This celebration of Macca’s wonderful songs, starring everyone from Billy Joel to Brian Wilson to the Cure to Def Leppard to Perry Farrell, is somewhat marred by the decision to use session musicians to slavishly recreate these songs instead of putting new stamps on them. Still, good, good songs.
Various Artists, Nashville Outlaws: A Tribute to Motley Crue
A country tribute to the Crue? Of course I’m gonna buy that. The idea of this record is a lot more interesting than the reality of it, alas. But many of these blues-metal songs make the jump to twangy town a lot better than you’d expect.
The Vaselines, V for Vaselines
The renaissance continues for these foul-mouthed rockers. Their second album since reuniting is the same as the first, just a little bit cleaner and more produced. It’s snaky sexy romps on simple, pounded guitar.
Rufus Wainwright, Live from the Artists Den
This looks like a bargain basement knockoff CD, but it’s truly excellent, showcasing Wainwright’s Out of the Game live show. He’s a consummate performer riding his best set of songs in many years, so of course this is gonna be awesome.
The War on Drugs, Lost in the Dream
Here’s the other critically adored record that didn’t make much of an impression on me. I did include it in early drafts of my top 10 list in March, but it fell off quickly because it’s just so simple and repetitive. It’s not beer commercial rock, but it does kind of put me to sleep.
We Shot the Moon, The Finish Line
Yet more decent yet unremarkable piano-pop from Jonathan Jones. When he wants to stretch out, he’s something special. When he writes a bunch of simple little ditties like these, he’s a dime a dozen. I will buy the next one, though, because I believe in him.
Steven Wilson, Cover Version
Collection of six covers and six originals from the Porcupine Tree frontman. This shows the range of his influences nicely, and caps off with “An End to End,” a song that stands with the best of Wilson’s solo work. He chooses Alanis’ “Thank You,” not Led Zeppelin’s, which is fascinating.

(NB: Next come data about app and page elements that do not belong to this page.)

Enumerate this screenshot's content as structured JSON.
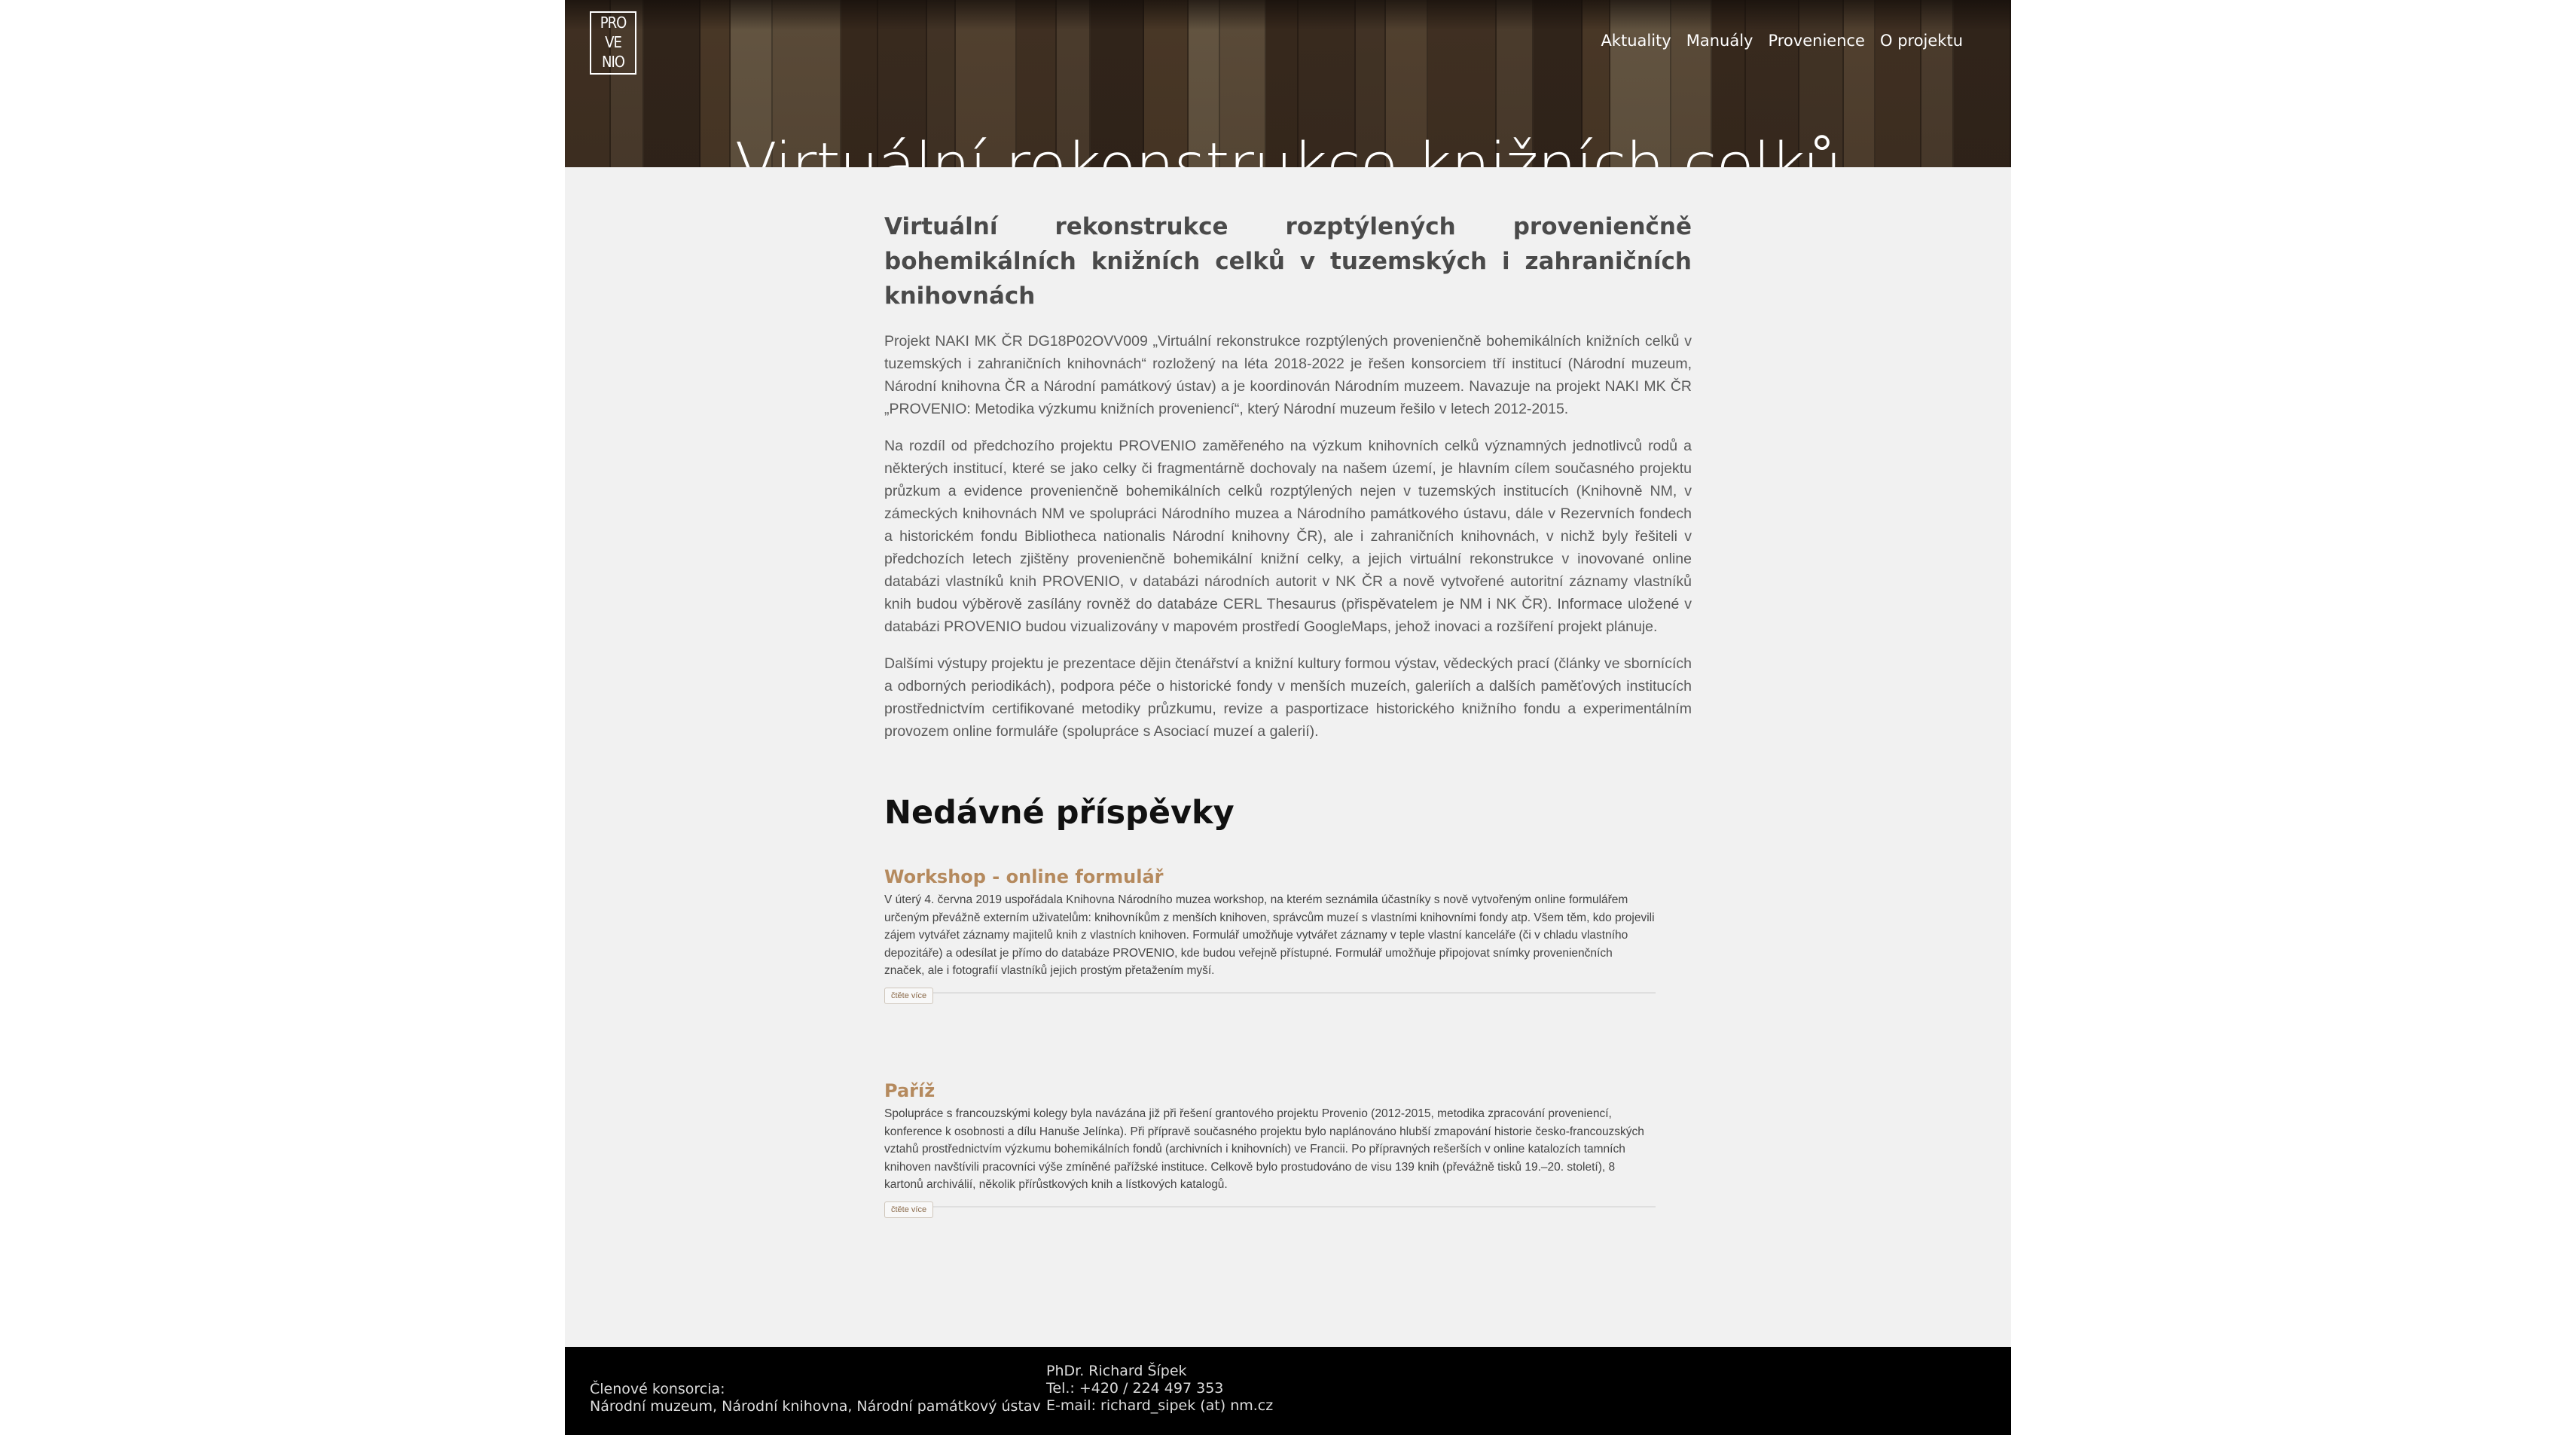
{
  "logo": {
    "line1": "PRO",
    "line2": "VE",
    "line3": "NIO"
  },
  "nav": [
    "Aktuality",
    "Manuály",
    "Provenience",
    "O projektu"
  ],
  "hero": {
    "title": "Virtuální rekonstrukce knižních celků"
  },
  "intro": {
    "heading": "Virtuální rekonstrukce rozptýlených provenienčně bohemikálních knižních celků v tuzemských i zahraničních knihovnách",
    "paragraphs": [
      "Projekt NAKI MK ČR DG18P02OVV009 „Virtuální rekonstrukce rozptýlených provenienčně bohemikálních knižních celků v tuzemských i zahraničních knihovnách“ rozložený na léta 2018-2022 je řešen konsorciem tří institucí (Národní muzeum, Národní knihovna ČR a Národní památkový ústav) a je koordinován Národním muzeem. Navazuje na projekt NAKI MK ČR „PROVENIO: Metodika výzkumu knižních proveniencí“, který Národní muzeum řešilo v letech 2012-2015.",
      "Na rozdíl od předchozího projektu PROVENIO zaměřeného na výzkum knihovních celků významných jednotlivců rodů a některých institucí, které se jako celky či fragmentárně dochovaly na našem území, je hlavním cílem současného projektu průzkum a evidence provenienčně bohemikálních celků rozptýlených nejen v tuzemských institucích (Knihovně NM, v zámeckých knihovnách NM ve spolupráci Národního muzea a Národního památkového ústavu, dále v Rezervních fondech a historickém fondu Bibliotheca nationalis Národní knihovny ČR), ale i zahraničních knihovnách, v nichž byly řešiteli v předchozích letech zjištěny provenienčně bohemikální knižní celky, a jejich virtuální rekonstrukce v inovované online databázi vlastníků knih PROVENIO, v databázi národních autorit v NK ČR a nově vytvořené autoritní záznamy vlastníků knih budou výběrově zasílány rovněž do databáze CERL Thesaurus (přispěvatelem je NM i NK ČR). Informace uložené v databázi PROVENIO budou vizualizovány v mapovém prostředí GoogleMaps, jehož inovaci a rozšíření projekt plánuje.",
      "Dalšími výstupy projektu je prezentace dějin čtenářství a knižní kultury formou výstav, vědeckých prací (články ve sbornících a odborných periodikách), podpora péče o historické fondy v menších muzeích, galeriích a dalších paměťových institucích prostřednictvím certifikované metodiky průzkumu, revize a pasportizace historického knižního fondu a experimentálním provozem online formuláře (spolupráce s Asociací muzeí a galerií)."
    ]
  },
  "recent": {
    "heading": "Nedávné příspěvky",
    "posts": [
      {
        "title": "Workshop - online formulář",
        "excerpt": "V úterý 4. června 2019 uspořádala Knihovna Národního muzea workshop, na kterém seznámila účastníky s nově vytvořeným online formulářem určeným převážně externím uživatelům: knihovníkům z menších knihoven, správcům muzeí s vlastními knihovními fondy atp. Všem těm, kdo projevili zájem vytvářet záznamy majitelů knih z vlastních knihoven. Formulář umožňuje vytvářet záznamy v teple vlastní kanceláře (či v chladu vlastního depozitáře) a odesílat je přímo do databáze PROVENIO, kde budou veřejně přístupné. Formulář umožňuje připojovat snímky provenienčních značek, ale i fotografií vlastníků jejich prostým přetažením myší.",
        "readmore": "čtěte více"
      },
      {
        "title": "Paříž",
        "excerpt": "Spolupráce s francouzskými kolegy byla navázána již při řešení grantového projektu Provenio (2012-2015, metodika zpracování proveniencí, konference k osobnosti a dílu Hanuše Jelínka). Při přípravě současného projektu bylo naplánováno hlubší zmapování historie česko-francouzských vztahů prostřednictvím výzkumu bohemikálních fondů (archivních i knihovních) ve Francii. Po přípravných rešerších v online katalozích tamních knihoven navštívili pracovníci výše zmíněné pařížské instituce. Celkově bylo prostudováno de visu 139 knih (převážně tisků 19.–20. století), 8 kartonů archiválií, několik přírůstkových knih a lístkových katalogů.",
        "readmore": "čtěte více"
      }
    ]
  },
  "footer": {
    "members_label": "Členové konsorcia:",
    "members": "Národní muzeum, Národní knihovna, Národní památkový ústav",
    "contact_name": "PhDr. Richard Šípek",
    "contact_phone": "Tel.: +420 / 224 497 353",
    "contact_email": "E-mail: richard_sipek (at) nm.cz"
  },
  "colors": {
    "page_bg": "#f1f1f1",
    "post_title": "#b58a5e",
    "footer_bg": "#000000",
    "hero_bg": "#3a2a1e"
  }
}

And that, as they say, is that. Hope you had fun. I’ll be taking next week off, but diving back in with Year 15 on January 14. Thank you again, more than I can say, for reading this thing I do. Have a very happy new year.
See you in line Tuesday morning.